Bleaching your hair is a hell of a process to go through, especially for some people. It takes money, time, effort, and quite a bit of know-how. And even then, there’s still a risk of damaging your hair.
What if there was a natural way to lighten your hair’s color? Do you know how the sun lightens hair? Can something like that be utilized reliably?
Indeed it can. It’s called hair photobleaching.
How does hair photobleaching work?
The whole process is predicated on two simple facts:
- Our hair gets its color from a pigment called melanin
- Direct sunlight breaks down melanin and, as a consequence, fades your hair color
Now, as simple as that sounds, there are actually a lot of additional contributing factors that make the whole process infinitely more complicated. Here’s a quick breakdown of the most important ones:
- The process is more effective on hair colors that are already lighter and is less effective on darker hair colors. This is a bummer for many people as it’s usually those with dark hair colors that want to lighten them up. Yet, the “color scale” of photobleaching goes something like this:
- Blonde hair gets lighter blonde.

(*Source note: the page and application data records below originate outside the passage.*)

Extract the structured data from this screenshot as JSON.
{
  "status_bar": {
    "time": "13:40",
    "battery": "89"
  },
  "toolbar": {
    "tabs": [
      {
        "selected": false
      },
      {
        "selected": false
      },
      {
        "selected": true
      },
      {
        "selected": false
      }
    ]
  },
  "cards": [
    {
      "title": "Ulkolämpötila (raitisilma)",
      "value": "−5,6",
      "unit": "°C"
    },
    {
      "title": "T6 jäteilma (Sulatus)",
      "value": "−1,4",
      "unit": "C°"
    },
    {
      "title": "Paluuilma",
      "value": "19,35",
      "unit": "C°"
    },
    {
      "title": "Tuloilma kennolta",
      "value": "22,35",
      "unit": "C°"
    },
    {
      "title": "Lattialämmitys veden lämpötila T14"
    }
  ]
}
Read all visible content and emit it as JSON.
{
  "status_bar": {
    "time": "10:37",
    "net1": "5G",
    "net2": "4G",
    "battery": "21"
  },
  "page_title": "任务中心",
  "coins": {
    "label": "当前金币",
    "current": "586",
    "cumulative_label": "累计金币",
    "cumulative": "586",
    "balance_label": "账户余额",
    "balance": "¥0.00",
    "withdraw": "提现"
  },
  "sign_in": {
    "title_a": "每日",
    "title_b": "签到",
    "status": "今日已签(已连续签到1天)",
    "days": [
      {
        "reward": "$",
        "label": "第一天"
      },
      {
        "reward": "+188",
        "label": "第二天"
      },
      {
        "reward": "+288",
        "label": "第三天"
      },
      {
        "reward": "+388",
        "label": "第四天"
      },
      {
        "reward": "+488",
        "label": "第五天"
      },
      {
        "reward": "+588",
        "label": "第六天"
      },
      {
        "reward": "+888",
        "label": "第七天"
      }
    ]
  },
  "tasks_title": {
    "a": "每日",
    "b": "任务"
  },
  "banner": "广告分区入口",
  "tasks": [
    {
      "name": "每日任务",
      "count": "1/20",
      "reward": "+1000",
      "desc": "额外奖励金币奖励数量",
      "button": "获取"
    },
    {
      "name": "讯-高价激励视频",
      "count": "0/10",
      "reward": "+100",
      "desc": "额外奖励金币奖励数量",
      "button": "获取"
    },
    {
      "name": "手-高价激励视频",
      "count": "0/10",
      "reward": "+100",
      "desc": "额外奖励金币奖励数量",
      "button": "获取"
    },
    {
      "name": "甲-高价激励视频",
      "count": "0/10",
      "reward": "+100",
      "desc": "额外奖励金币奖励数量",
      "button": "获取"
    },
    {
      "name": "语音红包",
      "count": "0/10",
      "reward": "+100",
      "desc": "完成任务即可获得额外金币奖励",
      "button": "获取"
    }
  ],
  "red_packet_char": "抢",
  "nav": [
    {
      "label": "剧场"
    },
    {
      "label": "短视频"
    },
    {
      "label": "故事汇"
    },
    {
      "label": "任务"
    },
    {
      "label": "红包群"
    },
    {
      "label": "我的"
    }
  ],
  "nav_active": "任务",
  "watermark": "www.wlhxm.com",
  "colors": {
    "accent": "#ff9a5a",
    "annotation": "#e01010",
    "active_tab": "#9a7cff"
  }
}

- Light brown hair gets dark blonde.
- Red hair can turn into strawberry blonde or ginger-red.
- Medium brown hair may get lighter brown.
- Dark brown and black hair tends to be unaffected.
- Photobleaching is affected by your genetic makeup. Gene testing companies such as 23 & Me have pointed out that there are dozens of genes that affect photobleaching. The gist of it comes down to people of European descent being more affected by photobleaching than other ethnicities.
- Sun bleaches hair more effectively in combination with saltwater. Both saltwater and chlorine affect keratine which is a protein in our hair. This process can further enhance the photobleaching process but dark brown and black hair will still be unaffected.
- Lemon juice’s acidity works well with the sun’s UV rays and speeds up the breaking of the melanin. So, if you want to speed up the creation of those “sun-kissed highlights”, you can follow this quick guide:
- mix the juice of half a lime and half a lemon.
- add warm water to the lemon & lime juice in a 1:1 ratio
- load the mixture into a spray bottle and spray your clean but dry hair until it’s soaking wet
- put some sunscreen on your skin and go sunbathing until your hair dries up
- shower, shampoo, and condition your hair immediately after that
- A process like that will speed up the photobleaching effect even more than saltwater would but it still affects the same hair colors as above.
Naturally, whatever you do, you need to keep your skin health in mind too. Sun-kissed highlights are a cool thing for a lot of people but overexposure to the summer heat can do lots of harm to your skin so you need to be careful.